-- What is required --
The records below are to be reproduced exactly, with the pictures left out.
╭─ Data
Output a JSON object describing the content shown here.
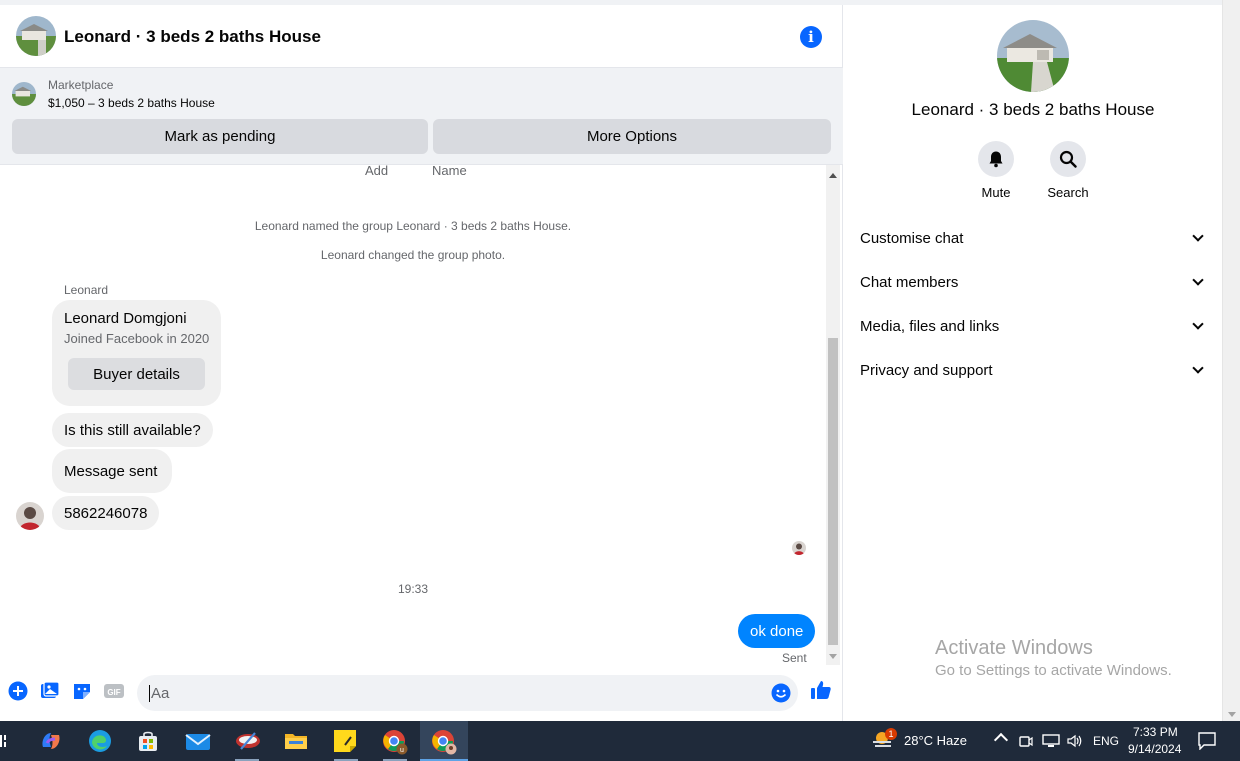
{
  "chat": {
    "title": "Leonard · 3 beds 2 baths House",
    "info_icon": "info-icon",
    "marketplace": {
      "label": "Marketplace",
      "listing": "$1,050 – 3 beds 2 baths House",
      "mark_pending": "Mark as pending",
      "more_options": "More Options"
    },
    "cut_off": [
      "Add",
      "Name"
    ],
    "system_messages": [
      "Leonard named the group Leonard · 3 beds 2 baths House.",
      "Leonard changed the group photo."
    ],
    "sender_name": "Leonard",
    "profile_card": {
      "name": "Leonard Domgjoni",
      "joined": "Joined Facebook in 2020",
      "button": "Buyer details"
    },
    "incoming": [
      "Is this still available?",
      "Message sent",
      "5862246078"
    ],
    "timestamp": "19:33",
    "outgoing": "ok done",
    "outgoing_status": "Sent",
    "composer_placeholder": "Aa",
    "composer_icons": [
      "plus-icon",
      "photo-icon",
      "sticker-icon",
      "gif-icon",
      "emoji-icon",
      "thumbs-up-icon"
    ]
  },
  "side": {
    "title": "Leonard · 3 beds 2 baths House",
    "actions": [
      {
        "label": "Mute",
        "icon": "bell-icon"
      },
      {
        "label": "Search",
        "icon": "search-icon"
      }
    ],
    "sections": [
      "Customise chat",
      "Chat members",
      "Media, files and links",
      "Privacy and support"
    ]
  },
  "watermark": {
    "line1": "Activate Windows",
    "line2": "Go to Settings to activate Windows."
  },
  "taskbar": {
    "weather_badge": "1",
    "weather": "28°C  Haze",
    "language": "ENG",
    "time": "7:33 PM",
    "date": "9/14/2024"
  },
  "colors": {
    "accent": "#0866ff",
    "outgoing_bubble": "#0084ff",
    "taskbar": "#1f2a3a"
  }
}
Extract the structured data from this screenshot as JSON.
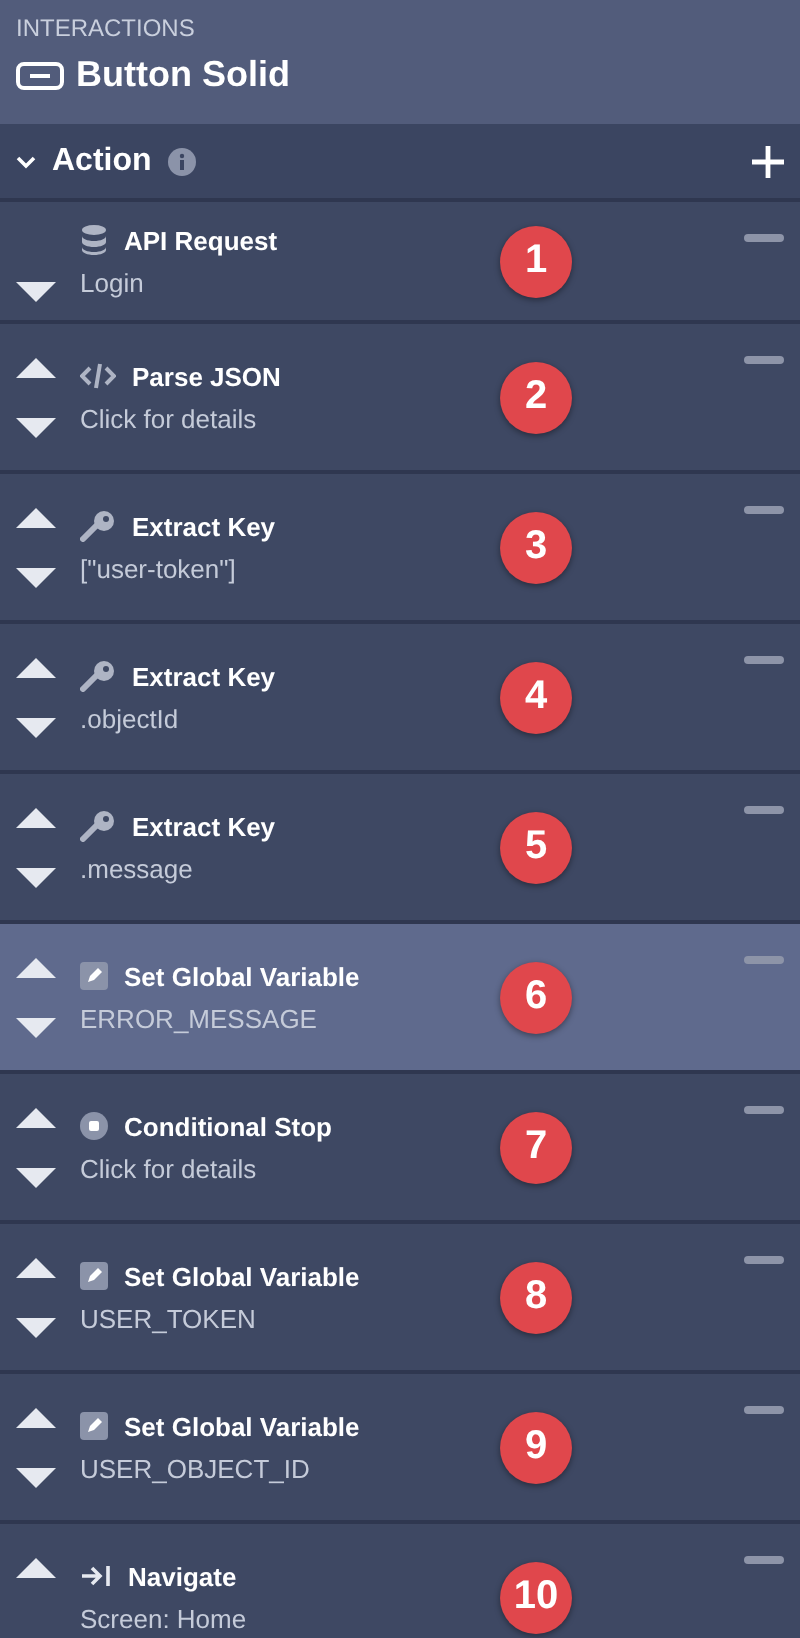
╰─
-- Task response --
Output a JSON object describing the content shown here.
{
  "chat": {
    "title": "Leonard · 3 beds 2 baths House",
    "info_icon": "info-icon",
    "marketplace": {
      "label": "Marketplace",
      "listing": "$1,050 – 3 beds 2 baths House",
      "mark_pending": "Mark as pending",
      "more_options": "More Options"
    },
    "cut_off": [
      "Add",
      "Name"
    ],
    "system_messages": [
      "Leonard named the group Leonard · 3 beds 2 baths House.",
      "Leonard changed the group photo."
    ],
    "sender_name": "Leonard",
    "profile_card": {
      "name": "Leonard Domgjoni",
      "joined": "Joined Facebook in 2020",
      "button": "Buyer details"
    },
    "incoming": [
      "Is this still available?",
      "Message sent",
      "5862246078"
    ],
    "timestamp": "19:33",
    "outgoing": "ok done",
    "outgoing_status": "Sent",
    "composer_placeholder": "Aa",
    "composer_icons": [
      "plus-icon",
      "photo-icon",
      "sticker-icon",
      "gif-icon",
      "emoji-icon",
      "thumbs-up-icon"
    ]
  },
  "side": {
    "title": "Leonard · 3 beds 2 baths House",
    "actions": [
      {
        "label": "Mute",
        "icon": "bell-icon"
      },
      {
        "label": "Search",
        "icon": "search-icon"
      }
    ],
    "sections": [
      "Customise chat",
      "Chat members",
      "Media, files and links",
      "Privacy and support"
    ]
  },
  "watermark": {
    "line1": "Activate Windows",
    "line2": "Go to Settings to activate Windows."
  },
  "taskbar": {
    "weather_badge": "1",
    "weather": "28°C  Haze",
    "language": "ENG",
    "time": "7:33 PM",
    "date": "9/14/2024"
  },
  "colors": {
    "accent": "#0866ff",
    "outgoing_bubble": "#0084ff",
    "taskbar": "#1f2a3a"
  }
}
Extract the structured data from this screenshot as JSON.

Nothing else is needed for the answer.